◆ **LISTED ENTRIES**
++++++

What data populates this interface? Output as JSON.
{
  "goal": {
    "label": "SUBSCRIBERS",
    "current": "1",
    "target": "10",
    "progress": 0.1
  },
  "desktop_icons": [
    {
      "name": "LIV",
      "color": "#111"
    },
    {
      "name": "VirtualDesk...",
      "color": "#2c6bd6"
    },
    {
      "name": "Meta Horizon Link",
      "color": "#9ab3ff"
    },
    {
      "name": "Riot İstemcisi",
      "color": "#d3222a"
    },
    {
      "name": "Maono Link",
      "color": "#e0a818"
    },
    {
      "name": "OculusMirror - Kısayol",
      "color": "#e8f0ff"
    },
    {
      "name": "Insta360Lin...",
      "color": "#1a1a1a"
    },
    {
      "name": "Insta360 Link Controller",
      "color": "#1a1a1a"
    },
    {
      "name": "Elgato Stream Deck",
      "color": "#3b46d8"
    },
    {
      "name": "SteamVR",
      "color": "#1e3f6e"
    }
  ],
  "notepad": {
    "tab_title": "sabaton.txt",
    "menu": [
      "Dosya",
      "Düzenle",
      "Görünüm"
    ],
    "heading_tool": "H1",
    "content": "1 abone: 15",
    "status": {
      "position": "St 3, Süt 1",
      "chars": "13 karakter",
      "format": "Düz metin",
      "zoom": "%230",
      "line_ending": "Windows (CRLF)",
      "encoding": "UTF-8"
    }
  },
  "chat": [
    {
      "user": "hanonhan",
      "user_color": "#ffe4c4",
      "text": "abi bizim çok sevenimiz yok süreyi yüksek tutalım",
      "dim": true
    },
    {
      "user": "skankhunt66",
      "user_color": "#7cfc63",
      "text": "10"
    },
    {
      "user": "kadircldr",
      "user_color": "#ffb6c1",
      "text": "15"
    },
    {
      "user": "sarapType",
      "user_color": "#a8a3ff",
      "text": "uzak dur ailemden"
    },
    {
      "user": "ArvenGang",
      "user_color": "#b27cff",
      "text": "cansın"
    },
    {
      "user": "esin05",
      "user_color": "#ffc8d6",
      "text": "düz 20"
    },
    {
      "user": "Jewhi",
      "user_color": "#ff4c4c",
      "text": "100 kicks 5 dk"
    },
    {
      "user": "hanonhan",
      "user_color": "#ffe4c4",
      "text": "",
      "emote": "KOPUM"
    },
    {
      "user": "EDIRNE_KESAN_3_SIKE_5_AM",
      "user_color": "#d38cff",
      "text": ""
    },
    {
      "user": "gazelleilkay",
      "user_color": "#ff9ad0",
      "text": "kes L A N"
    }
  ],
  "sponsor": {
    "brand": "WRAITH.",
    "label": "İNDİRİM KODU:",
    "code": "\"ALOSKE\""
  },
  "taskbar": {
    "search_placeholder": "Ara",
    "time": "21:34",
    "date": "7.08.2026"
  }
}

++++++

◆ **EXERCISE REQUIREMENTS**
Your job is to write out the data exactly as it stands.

◆ **TASK RESPONSE**
What data populates this interface? Output as JSON.
{
  "goal": {
    "label": "SUBSCRIBERS",
    "current": "1",
    "target": "10",
    "progress": 0.1
  },
  "desktop_icons": [
    {
      "name": "LIV",
      "color": "#111"
    },
    {
      "name": "VirtualDesk...",
      "color": "#2c6bd6"
    },
    {
      "name": "Meta Horizon Link",
      "color": "#9ab3ff"
    },
    {
      "name": "Riot İstemcisi",
      "color": "#d3222a"
    },
    {
      "name": "Maono Link",
      "color": "#e0a818"
    },
    {
      "name": "OculusMirror - Kısayol",
      "color": "#e8f0ff"
    },
    {
      "name": "Insta360Lin...",
      "color": "#1a1a1a"
    },
    {
      "name": "Insta360 Link Controller",
      "color": "#1a1a1a"
    },
    {
      "name": "Elgato Stream Deck",
      "color": "#3b46d8"
    },
    {
      "name": "SteamVR",
      "color": "#1e3f6e"
    }
  ],
  "notepad": {
    "tab_title": "sabaton.txt",
    "menu": [
      "Dosya",
      "Düzenle",
      "Görünüm"
    ],
    "heading_tool": "H1",
    "content": "1 abone: 15",
    "status": {
      "position": "St 3, Süt 1",
      "chars": "13 karakter",
      "format": "Düz metin",
      "zoom": "%230",
      "line_ending": "Windows (CRLF)",
      "encoding": "UTF-8"
    }
  },
  "chat": [
    {
      "user": "hanonhan",
      "user_color": "#ffe4c4",
      "text": "abi bizim çok sevenimiz yok süreyi yüksek tutalım",
      "dim": true
    },
    {
      "user": "skankhunt66",
      "user_color": "#7cfc63",
      "text": "10"
    },
    {
      "user": "kadircldr",
      "user_color": "#ffb6c1",
      "text": "15"
    },
    {
      "user": "sarapType",
      "user_color": "#a8a3ff",
      "text": "uzak dur ailemden"
    },
    {
      "user": "ArvenGang",
      "user_color": "#b27cff",
      "text": "cansın"
    },
    {
      "user": "esin05",
      "user_color": "#ffc8d6",
      "text": "düz 20"
    },
    {
      "user": "Jewhi",
      "user_color": "#ff4c4c",
      "text": "100 kicks 5 dk"
    },
    {
      "user": "hanonhan",
      "user_color": "#ffe4c4",
      "text": "",
      "emote": "KOPUM"
    },
    {
      "user": "EDIRNE_KESAN_3_SIKE_5_AM",
      "user_color": "#d38cff",
      "text": ""
    },
    {
      "user": "gazelleilkay",
      "user_color": "#ff9ad0",
      "text": "kes L A N"
    }
  ],
  "sponsor": {
    "brand": "WRAITH.",
    "label": "İNDİRİM KODU:",
    "code": "\"ALOSKE\""
  },
  "taskbar": {
    "search_placeholder": "Ara",
    "time": "21:34",
    "date": "7.08.2026"
  }
}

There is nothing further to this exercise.